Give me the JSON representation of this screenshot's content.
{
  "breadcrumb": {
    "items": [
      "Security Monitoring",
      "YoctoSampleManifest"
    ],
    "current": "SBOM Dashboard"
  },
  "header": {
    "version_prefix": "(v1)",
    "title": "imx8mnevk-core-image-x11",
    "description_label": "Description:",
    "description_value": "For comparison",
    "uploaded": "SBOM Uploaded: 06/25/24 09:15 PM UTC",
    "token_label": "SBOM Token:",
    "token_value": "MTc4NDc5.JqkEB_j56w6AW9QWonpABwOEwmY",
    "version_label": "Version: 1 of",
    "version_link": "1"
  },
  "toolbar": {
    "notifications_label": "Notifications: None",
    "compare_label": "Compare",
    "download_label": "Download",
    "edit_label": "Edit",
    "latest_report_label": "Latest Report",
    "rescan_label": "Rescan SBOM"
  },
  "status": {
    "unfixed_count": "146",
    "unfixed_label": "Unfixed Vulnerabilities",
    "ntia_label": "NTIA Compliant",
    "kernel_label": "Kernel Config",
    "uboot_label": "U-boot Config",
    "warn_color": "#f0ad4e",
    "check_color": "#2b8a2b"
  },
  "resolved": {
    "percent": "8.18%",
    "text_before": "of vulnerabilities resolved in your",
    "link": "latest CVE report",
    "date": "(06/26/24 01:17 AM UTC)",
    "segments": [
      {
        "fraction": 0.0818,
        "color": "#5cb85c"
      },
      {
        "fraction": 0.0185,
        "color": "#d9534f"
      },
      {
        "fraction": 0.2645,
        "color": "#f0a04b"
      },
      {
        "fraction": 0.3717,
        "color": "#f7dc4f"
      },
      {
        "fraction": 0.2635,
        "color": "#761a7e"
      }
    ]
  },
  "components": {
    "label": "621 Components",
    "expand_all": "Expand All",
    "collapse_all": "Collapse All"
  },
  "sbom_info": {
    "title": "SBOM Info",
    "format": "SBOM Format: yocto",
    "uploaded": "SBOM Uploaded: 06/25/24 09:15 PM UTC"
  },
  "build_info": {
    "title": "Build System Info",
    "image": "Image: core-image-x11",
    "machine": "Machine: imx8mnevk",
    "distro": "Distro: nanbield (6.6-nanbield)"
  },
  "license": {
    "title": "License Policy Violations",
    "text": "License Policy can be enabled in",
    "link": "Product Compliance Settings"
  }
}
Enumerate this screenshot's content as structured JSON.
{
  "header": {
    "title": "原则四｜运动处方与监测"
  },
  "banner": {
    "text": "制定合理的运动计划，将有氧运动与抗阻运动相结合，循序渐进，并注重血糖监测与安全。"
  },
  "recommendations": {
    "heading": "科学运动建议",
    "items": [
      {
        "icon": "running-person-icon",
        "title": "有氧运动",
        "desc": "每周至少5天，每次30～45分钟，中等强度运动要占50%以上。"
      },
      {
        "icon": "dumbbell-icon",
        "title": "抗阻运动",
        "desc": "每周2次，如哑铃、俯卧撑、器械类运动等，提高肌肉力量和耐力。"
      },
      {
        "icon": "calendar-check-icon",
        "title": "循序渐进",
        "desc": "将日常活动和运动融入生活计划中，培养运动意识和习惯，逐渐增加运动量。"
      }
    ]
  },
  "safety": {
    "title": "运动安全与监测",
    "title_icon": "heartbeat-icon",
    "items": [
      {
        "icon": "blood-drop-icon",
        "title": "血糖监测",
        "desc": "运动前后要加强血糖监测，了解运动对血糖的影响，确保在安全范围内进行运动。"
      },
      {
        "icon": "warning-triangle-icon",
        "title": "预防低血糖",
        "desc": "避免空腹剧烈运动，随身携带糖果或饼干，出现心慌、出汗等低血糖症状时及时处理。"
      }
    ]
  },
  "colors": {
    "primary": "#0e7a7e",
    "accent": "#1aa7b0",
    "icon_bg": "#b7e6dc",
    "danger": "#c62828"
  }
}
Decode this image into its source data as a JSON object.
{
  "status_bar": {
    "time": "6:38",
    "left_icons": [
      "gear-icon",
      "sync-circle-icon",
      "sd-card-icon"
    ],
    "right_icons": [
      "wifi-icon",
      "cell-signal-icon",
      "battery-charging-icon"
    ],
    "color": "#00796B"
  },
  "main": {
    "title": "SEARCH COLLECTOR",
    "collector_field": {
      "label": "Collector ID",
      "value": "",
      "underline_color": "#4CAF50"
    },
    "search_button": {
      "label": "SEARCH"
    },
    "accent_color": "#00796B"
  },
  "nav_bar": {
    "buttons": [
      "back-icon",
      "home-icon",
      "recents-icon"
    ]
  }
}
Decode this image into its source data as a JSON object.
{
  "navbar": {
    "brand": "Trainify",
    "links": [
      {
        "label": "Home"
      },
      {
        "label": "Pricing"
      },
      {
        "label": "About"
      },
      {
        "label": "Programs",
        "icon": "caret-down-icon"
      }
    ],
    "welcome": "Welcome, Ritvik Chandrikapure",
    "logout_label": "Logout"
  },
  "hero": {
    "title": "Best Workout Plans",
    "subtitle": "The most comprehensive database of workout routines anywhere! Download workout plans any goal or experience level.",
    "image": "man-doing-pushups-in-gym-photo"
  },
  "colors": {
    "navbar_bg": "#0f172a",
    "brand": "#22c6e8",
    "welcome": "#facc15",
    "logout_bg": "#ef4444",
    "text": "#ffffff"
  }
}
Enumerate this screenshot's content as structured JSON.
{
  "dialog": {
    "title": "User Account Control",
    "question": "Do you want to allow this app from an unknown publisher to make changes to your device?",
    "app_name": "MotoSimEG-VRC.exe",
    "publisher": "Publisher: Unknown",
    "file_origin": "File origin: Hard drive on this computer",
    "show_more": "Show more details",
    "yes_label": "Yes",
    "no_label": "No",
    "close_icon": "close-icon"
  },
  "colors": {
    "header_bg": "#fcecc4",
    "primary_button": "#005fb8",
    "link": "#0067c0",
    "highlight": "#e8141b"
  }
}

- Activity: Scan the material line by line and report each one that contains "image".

- Completed task:
    "title": "imx8mnevk-core-image-x11",
    "image": "Image: core-image-x11",
Decode this image into its source data as a JSON object.
Decode this image into its source data as a JSON object.
    "image": "man-doing-pushups-in-gym-photo"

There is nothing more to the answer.